* **TRY IT**:
Would you output all the data exactly as it stands?

* **EXTRACTED ENTRIES**:

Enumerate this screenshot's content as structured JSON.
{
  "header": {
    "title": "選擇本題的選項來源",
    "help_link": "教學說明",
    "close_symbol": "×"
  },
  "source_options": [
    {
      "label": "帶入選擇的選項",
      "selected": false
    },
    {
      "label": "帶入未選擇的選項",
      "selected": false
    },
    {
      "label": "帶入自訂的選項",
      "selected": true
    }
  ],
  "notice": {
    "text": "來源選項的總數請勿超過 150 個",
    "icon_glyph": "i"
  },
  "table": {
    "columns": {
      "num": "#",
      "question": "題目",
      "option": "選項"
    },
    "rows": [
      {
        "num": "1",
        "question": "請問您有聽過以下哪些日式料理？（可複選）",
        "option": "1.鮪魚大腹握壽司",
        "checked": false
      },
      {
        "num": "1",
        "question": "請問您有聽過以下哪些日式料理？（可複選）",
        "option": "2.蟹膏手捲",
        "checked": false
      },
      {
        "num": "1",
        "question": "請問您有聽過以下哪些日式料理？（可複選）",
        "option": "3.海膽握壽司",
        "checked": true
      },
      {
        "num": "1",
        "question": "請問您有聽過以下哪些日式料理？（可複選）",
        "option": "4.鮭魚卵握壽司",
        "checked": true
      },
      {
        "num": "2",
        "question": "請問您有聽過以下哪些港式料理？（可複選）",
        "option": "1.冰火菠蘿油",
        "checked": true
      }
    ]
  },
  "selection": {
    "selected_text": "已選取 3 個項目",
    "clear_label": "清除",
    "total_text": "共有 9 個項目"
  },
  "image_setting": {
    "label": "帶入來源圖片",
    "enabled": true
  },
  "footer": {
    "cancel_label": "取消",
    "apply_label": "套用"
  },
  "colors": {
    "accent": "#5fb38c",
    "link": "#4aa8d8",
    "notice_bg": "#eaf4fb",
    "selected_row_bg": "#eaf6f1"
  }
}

* **ANSWER BELOW**:
Enumerate this screenshot's content as structured JSON.
{
  "header": {
    "title": "選擇本題的選項來源",
    "help_link": "教學說明",
    "close_symbol": "×"
  },
  "source_options": [
    {
      "label": "帶入選擇的選項",
      "selected": false
    },
    {
      "label": "帶入未選擇的選項",
      "selected": false
    },
    {
      "label": "帶入自訂的選項",
      "selected": true
    }
  ],
  "notice": {
    "text": "來源選項的總數請勿超過 150 個",
    "icon_glyph": "i"
  },
  "table": {
    "columns": {
      "num": "#",
      "question": "題目",
      "option": "選項"
    },
    "rows": [
      {
        "num": "1",
        "question": "請問您有聽過以下哪些日式料理？（可複選）",
        "option": "1.鮪魚大腹握壽司",
        "checked": false
      },
      {
        "num": "1",
        "question": "請問您有聽過以下哪些日式料理？（可複選）",
        "option": "2.蟹膏手捲",
        "checked": false
      },
      {
        "num": "1",
        "question": "請問您有聽過以下哪些日式料理？（可複選）",
        "option": "3.海膽握壽司",
        "checked": true
      },
      {
        "num": "1",
        "question": "請問您有聽過以下哪些日式料理？（可複選）",
        "option": "4.鮭魚卵握壽司",
        "checked": true
      },
      {
        "num": "2",
        "question": "請問您有聽過以下哪些港式料理？（可複選）",
        "option": "1.冰火菠蘿油",
        "checked": true
      }
    ]
  },
  "selection": {
    "selected_text": "已選取 3 個項目",
    "clear_label": "清除",
    "total_text": "共有 9 個項目"
  },
  "image_setting": {
    "label": "帶入來源圖片",
    "enabled": true
  },
  "footer": {
    "cancel_label": "取消",
    "apply_label": "套用"
  },
  "colors": {
    "accent": "#5fb38c",
    "link": "#4aa8d8",
    "notice_bg": "#eaf4fb",
    "selected_row_bg": "#eaf6f1"
  }
}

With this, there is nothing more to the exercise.